*DATA SUPPLIED*:
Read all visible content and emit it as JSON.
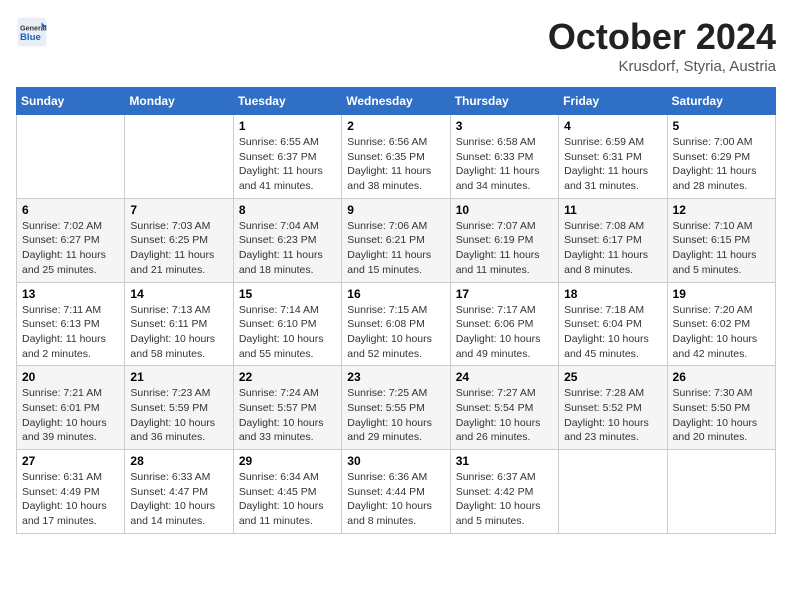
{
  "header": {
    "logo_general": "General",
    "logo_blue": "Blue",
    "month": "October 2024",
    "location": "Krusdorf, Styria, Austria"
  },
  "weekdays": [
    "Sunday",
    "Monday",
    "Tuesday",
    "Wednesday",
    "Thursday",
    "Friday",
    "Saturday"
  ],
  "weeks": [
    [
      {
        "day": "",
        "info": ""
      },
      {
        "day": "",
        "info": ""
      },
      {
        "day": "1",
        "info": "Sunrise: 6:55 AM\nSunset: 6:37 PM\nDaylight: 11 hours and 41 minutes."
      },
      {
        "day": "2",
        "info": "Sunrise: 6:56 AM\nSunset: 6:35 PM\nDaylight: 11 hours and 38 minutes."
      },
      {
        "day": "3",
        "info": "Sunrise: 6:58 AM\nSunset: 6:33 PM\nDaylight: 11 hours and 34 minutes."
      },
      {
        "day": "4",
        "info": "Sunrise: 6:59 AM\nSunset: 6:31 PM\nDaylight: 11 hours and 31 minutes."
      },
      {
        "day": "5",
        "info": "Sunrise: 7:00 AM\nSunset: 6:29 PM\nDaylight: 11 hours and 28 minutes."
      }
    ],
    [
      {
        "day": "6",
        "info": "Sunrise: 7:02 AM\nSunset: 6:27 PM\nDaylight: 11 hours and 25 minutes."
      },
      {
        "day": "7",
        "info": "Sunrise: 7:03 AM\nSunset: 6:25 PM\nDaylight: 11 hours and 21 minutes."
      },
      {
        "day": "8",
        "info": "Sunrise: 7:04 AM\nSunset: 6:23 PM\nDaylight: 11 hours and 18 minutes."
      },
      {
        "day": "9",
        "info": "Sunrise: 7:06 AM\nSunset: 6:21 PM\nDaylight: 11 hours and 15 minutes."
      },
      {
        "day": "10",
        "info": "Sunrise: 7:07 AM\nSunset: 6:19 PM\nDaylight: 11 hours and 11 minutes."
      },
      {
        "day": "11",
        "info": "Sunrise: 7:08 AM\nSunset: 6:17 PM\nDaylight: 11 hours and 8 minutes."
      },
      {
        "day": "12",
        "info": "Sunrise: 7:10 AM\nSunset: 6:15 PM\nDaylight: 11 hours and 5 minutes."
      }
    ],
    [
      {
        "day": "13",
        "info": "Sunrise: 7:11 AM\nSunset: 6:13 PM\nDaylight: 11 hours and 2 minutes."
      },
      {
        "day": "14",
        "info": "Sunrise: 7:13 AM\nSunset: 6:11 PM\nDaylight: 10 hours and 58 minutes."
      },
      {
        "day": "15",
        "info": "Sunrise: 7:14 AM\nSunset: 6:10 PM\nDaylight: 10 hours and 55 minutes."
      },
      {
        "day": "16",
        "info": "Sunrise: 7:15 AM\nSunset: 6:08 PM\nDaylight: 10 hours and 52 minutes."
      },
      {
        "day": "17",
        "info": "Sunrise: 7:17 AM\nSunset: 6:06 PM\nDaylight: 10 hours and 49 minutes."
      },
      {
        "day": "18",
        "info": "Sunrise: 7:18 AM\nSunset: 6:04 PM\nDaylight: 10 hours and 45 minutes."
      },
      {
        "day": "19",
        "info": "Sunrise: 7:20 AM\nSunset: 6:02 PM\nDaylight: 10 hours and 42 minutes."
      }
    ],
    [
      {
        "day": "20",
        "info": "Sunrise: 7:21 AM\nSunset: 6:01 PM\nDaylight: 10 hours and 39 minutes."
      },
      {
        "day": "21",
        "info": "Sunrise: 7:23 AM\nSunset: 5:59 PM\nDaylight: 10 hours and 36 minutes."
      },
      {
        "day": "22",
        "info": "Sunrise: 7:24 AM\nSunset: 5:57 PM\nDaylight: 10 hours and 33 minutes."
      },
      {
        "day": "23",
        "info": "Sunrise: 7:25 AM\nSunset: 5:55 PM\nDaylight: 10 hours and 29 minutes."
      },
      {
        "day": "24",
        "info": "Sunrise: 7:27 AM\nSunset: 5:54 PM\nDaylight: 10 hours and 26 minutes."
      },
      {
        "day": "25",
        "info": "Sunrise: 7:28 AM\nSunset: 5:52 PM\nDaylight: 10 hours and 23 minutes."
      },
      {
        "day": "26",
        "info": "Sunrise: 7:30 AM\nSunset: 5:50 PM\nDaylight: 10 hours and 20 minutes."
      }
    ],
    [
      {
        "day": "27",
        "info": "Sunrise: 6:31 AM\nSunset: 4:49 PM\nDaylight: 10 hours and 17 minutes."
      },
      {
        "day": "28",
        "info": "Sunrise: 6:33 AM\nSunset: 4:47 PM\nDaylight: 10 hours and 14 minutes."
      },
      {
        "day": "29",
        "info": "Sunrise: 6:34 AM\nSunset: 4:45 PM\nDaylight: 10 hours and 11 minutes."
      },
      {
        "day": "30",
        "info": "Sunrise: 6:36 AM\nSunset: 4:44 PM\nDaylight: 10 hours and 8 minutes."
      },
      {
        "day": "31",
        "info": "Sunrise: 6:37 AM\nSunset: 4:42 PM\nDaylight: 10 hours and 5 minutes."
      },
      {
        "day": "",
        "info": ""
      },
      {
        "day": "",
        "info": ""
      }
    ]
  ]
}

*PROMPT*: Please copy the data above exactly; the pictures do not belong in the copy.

*YOUR RESPONSE*:
Read all visible content and emit it as JSON.
{
  "header": {
    "logo_general": "General",
    "logo_blue": "Blue",
    "month": "October 2024",
    "location": "Krusdorf, Styria, Austria"
  },
  "weekdays": [
    "Sunday",
    "Monday",
    "Tuesday",
    "Wednesday",
    "Thursday",
    "Friday",
    "Saturday"
  ],
  "weeks": [
    [
      {
        "day": "",
        "info": ""
      },
      {
        "day": "",
        "info": ""
      },
      {
        "day": "1",
        "info": "Sunrise: 6:55 AM\nSunset: 6:37 PM\nDaylight: 11 hours and 41 minutes."
      },
      {
        "day": "2",
        "info": "Sunrise: 6:56 AM\nSunset: 6:35 PM\nDaylight: 11 hours and 38 minutes."
      },
      {
        "day": "3",
        "info": "Sunrise: 6:58 AM\nSunset: 6:33 PM\nDaylight: 11 hours and 34 minutes."
      },
      {
        "day": "4",
        "info": "Sunrise: 6:59 AM\nSunset: 6:31 PM\nDaylight: 11 hours and 31 minutes."
      },
      {
        "day": "5",
        "info": "Sunrise: 7:00 AM\nSunset: 6:29 PM\nDaylight: 11 hours and 28 minutes."
      }
    ],
    [
      {
        "day": "6",
        "info": "Sunrise: 7:02 AM\nSunset: 6:27 PM\nDaylight: 11 hours and 25 minutes."
      },
      {
        "day": "7",
        "info": "Sunrise: 7:03 AM\nSunset: 6:25 PM\nDaylight: 11 hours and 21 minutes."
      },
      {
        "day": "8",
        "info": "Sunrise: 7:04 AM\nSunset: 6:23 PM\nDaylight: 11 hours and 18 minutes."
      },
      {
        "day": "9",
        "info": "Sunrise: 7:06 AM\nSunset: 6:21 PM\nDaylight: 11 hours and 15 minutes."
      },
      {
        "day": "10",
        "info": "Sunrise: 7:07 AM\nSunset: 6:19 PM\nDaylight: 11 hours and 11 minutes."
      },
      {
        "day": "11",
        "info": "Sunrise: 7:08 AM\nSunset: 6:17 PM\nDaylight: 11 hours and 8 minutes."
      },
      {
        "day": "12",
        "info": "Sunrise: 7:10 AM\nSunset: 6:15 PM\nDaylight: 11 hours and 5 minutes."
      }
    ],
    [
      {
        "day": "13",
        "info": "Sunrise: 7:11 AM\nSunset: 6:13 PM\nDaylight: 11 hours and 2 minutes."
      },
      {
        "day": "14",
        "info": "Sunrise: 7:13 AM\nSunset: 6:11 PM\nDaylight: 10 hours and 58 minutes."
      },
      {
        "day": "15",
        "info": "Sunrise: 7:14 AM\nSunset: 6:10 PM\nDaylight: 10 hours and 55 minutes."
      },
      {
        "day": "16",
        "info": "Sunrise: 7:15 AM\nSunset: 6:08 PM\nDaylight: 10 hours and 52 minutes."
      },
      {
        "day": "17",
        "info": "Sunrise: 7:17 AM\nSunset: 6:06 PM\nDaylight: 10 hours and 49 minutes."
      },
      {
        "day": "18",
        "info": "Sunrise: 7:18 AM\nSunset: 6:04 PM\nDaylight: 10 hours and 45 minutes."
      },
      {
        "day": "19",
        "info": "Sunrise: 7:20 AM\nSunset: 6:02 PM\nDaylight: 10 hours and 42 minutes."
      }
    ],
    [
      {
        "day": "20",
        "info": "Sunrise: 7:21 AM\nSunset: 6:01 PM\nDaylight: 10 hours and 39 minutes."
      },
      {
        "day": "21",
        "info": "Sunrise: 7:23 AM\nSunset: 5:59 PM\nDaylight: 10 hours and 36 minutes."
      },
      {
        "day": "22",
        "info": "Sunrise: 7:24 AM\nSunset: 5:57 PM\nDaylight: 10 hours and 33 minutes."
      },
      {
        "day": "23",
        "info": "Sunrise: 7:25 AM\nSunset: 5:55 PM\nDaylight: 10 hours and 29 minutes."
      },
      {
        "day": "24",
        "info": "Sunrise: 7:27 AM\nSunset: 5:54 PM\nDaylight: 10 hours and 26 minutes."
      },
      {
        "day": "25",
        "info": "Sunrise: 7:28 AM\nSunset: 5:52 PM\nDaylight: 10 hours and 23 minutes."
      },
      {
        "day": "26",
        "info": "Sunrise: 7:30 AM\nSunset: 5:50 PM\nDaylight: 10 hours and 20 minutes."
      }
    ],
    [
      {
        "day": "27",
        "info": "Sunrise: 6:31 AM\nSunset: 4:49 PM\nDaylight: 10 hours and 17 minutes."
      },
      {
        "day": "28",
        "info": "Sunrise: 6:33 AM\nSunset: 4:47 PM\nDaylight: 10 hours and 14 minutes."
      },
      {
        "day": "29",
        "info": "Sunrise: 6:34 AM\nSunset: 4:45 PM\nDaylight: 10 hours and 11 minutes."
      },
      {
        "day": "30",
        "info": "Sunrise: 6:36 AM\nSunset: 4:44 PM\nDaylight: 10 hours and 8 minutes."
      },
      {
        "day": "31",
        "info": "Sunrise: 6:37 AM\nSunset: 4:42 PM\nDaylight: 10 hours and 5 minutes."
      },
      {
        "day": "",
        "info": ""
      },
      {
        "day": "",
        "info": ""
      }
    ]
  ]
}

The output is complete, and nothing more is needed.